So, I spent a day in Basel, then came to Lucerne. Basel was OK, with lots of classy museums, and I like Lucerne a lot. Here is the view from my hotel room window:
Later, there was a rainbow!
Anyway, Basel. The most impressive thing in Basel I didn't take any pictures of (I was a little burnt out on picture-taking after Lauterbrunnen); it's the Barfüsserkirche, the church where they have their city history museum. The impressive thing about it is that during the Reformation, the church was completely gutted, and all of the decorations and things were destroyed. I guess when you are radically changing your religion you can't just have a sale and hand off all your old saints' statues to someone else who isn't so into Reforming.
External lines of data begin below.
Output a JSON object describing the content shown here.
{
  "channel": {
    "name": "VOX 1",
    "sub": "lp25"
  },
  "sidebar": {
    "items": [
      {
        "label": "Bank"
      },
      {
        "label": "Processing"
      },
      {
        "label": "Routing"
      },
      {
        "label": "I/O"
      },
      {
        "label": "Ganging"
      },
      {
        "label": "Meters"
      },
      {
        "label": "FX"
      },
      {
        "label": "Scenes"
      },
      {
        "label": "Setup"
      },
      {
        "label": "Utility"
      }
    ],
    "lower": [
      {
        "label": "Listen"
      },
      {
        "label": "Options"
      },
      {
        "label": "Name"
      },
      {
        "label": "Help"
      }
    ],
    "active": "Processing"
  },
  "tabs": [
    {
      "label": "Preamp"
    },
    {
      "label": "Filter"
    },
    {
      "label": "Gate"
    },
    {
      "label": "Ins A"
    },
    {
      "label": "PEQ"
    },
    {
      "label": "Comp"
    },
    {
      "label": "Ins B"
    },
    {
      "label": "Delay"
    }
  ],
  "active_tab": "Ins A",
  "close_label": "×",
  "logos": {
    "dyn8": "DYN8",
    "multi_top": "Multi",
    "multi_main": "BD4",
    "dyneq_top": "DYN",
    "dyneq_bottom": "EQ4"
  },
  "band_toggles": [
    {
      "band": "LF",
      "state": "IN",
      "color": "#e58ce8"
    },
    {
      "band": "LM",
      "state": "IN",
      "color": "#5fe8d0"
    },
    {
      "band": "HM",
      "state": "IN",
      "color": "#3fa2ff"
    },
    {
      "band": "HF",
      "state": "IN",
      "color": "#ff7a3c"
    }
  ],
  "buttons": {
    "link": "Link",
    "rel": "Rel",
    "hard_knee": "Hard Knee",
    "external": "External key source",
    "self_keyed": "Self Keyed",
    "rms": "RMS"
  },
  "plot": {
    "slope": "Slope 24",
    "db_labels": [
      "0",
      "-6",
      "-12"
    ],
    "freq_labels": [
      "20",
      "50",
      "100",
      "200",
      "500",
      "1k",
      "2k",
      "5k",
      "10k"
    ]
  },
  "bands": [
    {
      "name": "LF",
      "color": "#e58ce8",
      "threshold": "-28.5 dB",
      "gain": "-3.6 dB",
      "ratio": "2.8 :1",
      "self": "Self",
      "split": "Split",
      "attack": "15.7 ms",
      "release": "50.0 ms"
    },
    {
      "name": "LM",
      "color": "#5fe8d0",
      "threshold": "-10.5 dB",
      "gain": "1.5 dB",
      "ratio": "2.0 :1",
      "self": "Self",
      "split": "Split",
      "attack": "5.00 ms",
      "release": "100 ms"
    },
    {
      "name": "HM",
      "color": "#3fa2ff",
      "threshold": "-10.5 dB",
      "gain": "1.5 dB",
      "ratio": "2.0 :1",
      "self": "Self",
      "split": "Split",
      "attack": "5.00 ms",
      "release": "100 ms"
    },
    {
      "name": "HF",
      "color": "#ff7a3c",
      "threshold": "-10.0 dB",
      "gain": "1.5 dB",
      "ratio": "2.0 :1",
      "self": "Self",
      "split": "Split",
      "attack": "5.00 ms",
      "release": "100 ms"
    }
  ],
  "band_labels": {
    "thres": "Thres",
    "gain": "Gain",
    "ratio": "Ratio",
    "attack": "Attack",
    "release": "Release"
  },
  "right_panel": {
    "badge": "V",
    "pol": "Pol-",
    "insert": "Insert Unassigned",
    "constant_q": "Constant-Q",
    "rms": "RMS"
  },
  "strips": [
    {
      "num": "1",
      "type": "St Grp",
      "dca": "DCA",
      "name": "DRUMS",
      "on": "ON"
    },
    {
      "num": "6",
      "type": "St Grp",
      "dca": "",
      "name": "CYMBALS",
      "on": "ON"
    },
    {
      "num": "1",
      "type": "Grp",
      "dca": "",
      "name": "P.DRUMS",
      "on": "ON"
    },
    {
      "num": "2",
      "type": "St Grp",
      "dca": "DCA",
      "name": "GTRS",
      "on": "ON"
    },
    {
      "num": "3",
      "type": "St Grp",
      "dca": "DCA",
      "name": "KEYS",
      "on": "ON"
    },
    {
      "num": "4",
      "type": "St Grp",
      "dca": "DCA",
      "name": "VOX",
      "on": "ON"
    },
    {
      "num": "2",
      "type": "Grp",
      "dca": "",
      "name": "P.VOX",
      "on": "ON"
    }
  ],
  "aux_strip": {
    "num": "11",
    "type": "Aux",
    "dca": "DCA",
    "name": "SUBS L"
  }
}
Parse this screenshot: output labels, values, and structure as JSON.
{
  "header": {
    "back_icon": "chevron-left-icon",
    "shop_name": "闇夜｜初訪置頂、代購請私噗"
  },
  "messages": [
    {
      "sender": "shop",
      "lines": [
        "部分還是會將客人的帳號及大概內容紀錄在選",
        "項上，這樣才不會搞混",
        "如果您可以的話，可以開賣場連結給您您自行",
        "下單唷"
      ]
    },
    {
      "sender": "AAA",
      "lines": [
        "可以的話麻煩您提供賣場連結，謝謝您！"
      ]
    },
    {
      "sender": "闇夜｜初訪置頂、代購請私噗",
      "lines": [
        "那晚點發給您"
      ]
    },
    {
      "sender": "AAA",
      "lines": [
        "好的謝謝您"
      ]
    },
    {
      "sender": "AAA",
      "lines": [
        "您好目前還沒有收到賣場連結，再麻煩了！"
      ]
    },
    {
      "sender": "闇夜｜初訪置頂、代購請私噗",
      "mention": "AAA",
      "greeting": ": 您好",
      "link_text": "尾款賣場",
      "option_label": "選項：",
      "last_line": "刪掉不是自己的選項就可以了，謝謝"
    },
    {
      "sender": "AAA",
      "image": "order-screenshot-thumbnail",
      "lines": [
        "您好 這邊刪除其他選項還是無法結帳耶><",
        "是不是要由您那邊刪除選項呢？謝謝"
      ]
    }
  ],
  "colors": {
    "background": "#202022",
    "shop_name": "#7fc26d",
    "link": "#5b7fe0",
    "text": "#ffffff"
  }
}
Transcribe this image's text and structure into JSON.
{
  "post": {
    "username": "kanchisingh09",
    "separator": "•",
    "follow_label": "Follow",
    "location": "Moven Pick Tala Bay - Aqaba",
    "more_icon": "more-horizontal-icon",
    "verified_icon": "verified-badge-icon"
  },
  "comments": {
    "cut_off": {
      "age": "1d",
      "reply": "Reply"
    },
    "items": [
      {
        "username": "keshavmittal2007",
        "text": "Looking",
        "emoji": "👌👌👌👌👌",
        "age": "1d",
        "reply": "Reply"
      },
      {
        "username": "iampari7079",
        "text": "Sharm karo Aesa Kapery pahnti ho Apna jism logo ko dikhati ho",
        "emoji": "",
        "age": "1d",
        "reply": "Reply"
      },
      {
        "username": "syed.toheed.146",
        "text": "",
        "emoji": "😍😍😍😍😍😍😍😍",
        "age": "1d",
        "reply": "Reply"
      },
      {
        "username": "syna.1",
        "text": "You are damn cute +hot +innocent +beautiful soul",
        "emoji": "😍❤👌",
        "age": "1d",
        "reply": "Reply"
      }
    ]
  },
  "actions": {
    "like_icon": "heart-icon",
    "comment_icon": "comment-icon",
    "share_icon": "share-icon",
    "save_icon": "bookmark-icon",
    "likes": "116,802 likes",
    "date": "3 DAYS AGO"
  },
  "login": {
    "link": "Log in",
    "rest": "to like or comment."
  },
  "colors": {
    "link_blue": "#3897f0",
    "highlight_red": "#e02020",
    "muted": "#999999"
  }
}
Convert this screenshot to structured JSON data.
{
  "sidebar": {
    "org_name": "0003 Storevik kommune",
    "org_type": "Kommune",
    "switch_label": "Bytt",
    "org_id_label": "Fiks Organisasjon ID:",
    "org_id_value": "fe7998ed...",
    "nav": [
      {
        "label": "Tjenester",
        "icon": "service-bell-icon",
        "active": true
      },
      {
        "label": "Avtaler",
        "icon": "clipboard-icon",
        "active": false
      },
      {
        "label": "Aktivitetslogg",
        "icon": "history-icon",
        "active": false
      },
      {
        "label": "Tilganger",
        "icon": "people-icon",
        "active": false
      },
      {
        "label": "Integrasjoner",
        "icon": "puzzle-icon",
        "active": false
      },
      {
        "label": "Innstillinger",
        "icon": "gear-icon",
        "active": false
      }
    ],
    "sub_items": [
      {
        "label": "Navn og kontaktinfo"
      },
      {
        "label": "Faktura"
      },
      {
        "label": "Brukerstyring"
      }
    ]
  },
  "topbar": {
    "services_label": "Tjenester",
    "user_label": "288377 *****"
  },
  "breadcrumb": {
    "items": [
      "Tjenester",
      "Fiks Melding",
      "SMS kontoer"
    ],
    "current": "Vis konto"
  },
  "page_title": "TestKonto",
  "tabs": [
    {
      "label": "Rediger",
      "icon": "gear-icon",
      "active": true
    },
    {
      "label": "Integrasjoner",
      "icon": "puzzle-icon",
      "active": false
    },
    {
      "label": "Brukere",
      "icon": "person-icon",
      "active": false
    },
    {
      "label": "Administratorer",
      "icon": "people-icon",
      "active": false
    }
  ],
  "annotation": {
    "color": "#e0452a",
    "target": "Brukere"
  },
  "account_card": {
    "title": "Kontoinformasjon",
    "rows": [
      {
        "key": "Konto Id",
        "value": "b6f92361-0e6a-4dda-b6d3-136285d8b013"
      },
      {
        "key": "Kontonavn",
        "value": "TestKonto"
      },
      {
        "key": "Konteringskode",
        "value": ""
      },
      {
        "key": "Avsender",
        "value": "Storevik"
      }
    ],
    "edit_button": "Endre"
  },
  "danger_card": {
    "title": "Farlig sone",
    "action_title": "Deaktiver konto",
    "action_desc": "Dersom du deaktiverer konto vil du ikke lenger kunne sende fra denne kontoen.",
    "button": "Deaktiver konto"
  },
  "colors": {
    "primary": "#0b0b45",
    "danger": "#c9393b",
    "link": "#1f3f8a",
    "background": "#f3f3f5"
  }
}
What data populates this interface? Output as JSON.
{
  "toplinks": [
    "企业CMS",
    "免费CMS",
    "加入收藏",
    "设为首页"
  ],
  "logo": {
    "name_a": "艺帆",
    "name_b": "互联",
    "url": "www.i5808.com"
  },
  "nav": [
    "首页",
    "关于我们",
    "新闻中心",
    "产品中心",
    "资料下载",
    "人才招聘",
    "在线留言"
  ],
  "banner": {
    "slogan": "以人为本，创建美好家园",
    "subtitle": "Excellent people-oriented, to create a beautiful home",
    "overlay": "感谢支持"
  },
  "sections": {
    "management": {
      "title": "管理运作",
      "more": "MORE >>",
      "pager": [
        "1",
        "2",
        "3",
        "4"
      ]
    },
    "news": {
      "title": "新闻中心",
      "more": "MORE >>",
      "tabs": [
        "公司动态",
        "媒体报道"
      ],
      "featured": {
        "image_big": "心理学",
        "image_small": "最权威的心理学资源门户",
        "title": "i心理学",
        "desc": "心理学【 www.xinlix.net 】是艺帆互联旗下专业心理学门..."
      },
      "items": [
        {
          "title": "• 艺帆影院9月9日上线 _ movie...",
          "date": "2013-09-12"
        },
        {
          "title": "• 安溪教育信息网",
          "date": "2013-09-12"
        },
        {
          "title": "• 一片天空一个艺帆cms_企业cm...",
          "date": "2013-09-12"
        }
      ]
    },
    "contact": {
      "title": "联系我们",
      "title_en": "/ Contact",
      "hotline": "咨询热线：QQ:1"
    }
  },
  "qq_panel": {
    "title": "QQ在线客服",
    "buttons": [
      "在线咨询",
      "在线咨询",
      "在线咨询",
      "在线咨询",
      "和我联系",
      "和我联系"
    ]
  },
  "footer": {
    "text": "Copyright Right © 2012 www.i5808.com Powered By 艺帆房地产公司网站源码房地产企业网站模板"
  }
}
It wasn't even used as a church for most of the last 400 years (they used it for storage and things, and as recently as 50 or 60 years ago they were going to tear it down to build a school). Anyway, the nave of the church (and it's quite a large church) is now filled with religious art that was mostly rescued from other Swiss churches; there may have been a few pieces that were original to that particular church, but I think basically everything from that church was destroyed.
I mean, obviously I learned about the Reformation in school, but imagining that big huge church being used as a grain store, and seeing examples of the kinds of treasures that were destroyed and can never be recovered was illuminating. And because it's All About Me, I also couldn't help but think about how less than a hundred years after that church was... well, let's say "renovated", people were getting on boats to America bringing practically nothing with them so that they could build a properly austere and God-fearing society in the place where I live now.
There are a lot of museums in Basel. I think I only visited three. I meant to visit a couple more, but then I couldn't find one of them, and I just got museumed-out after a while. The Natural History museum was pretty good, with a dodo and a quagga and a nice little mammoth exhibit with lots of skulls. Also they had a model of the Hobbit skull, Homo floresiensis, in their human evolution exhibit.
I also really like what they did with the little pictures of what the different hominids ate and what kinds of tools and things they had. Also there was a very cool exhibit with a colony of leaf-cutter ants! I think we should get one of those at the Museum of Science.
They had almost no English or French label copy, though, so I didn't really get to learn much that I didn't know already. This is one of the reasons I liked the little pictures of what the hominids ate.
Then I came to Lucerne by way of the Fortress Fürigen military museum. This is one of several fortresses that the Swiss constructed during WWII when Switzerland was surrounded by Nazi-occupied territory. The idea was to be able to defend the North-South route that runs near Lucerne and to be able to cut off the country (or at least the middle of the country) entirely if necessary. It was a dramatic illustration of the concept of "armed neutrality". The fortress is dug right into this cliff (the very unobtrusive entrance is not in this photo, but I don't know that it would show -- I nearly walked right by it):
There are all sorts of machine-gun and other bigger kinds of guns, and ammunition for them. In the 60s they also installed anti-radiation air filters and things. The fortress was only decommissioned in the 80s, I think.
I'm no military buff and I didn't properly appreciate most of the stuff in there (and I didn't really stay all that long, either), but just its existence was eye-opening. Something like 150 soldiers plus officers and things would stay in the fortress. It's very compact and space-efficient, almost like a submarine. It's also cold and wet and filled with dehumidifiers.
I'll do another entry on Lucerne and the exciting place where I am going today tonight.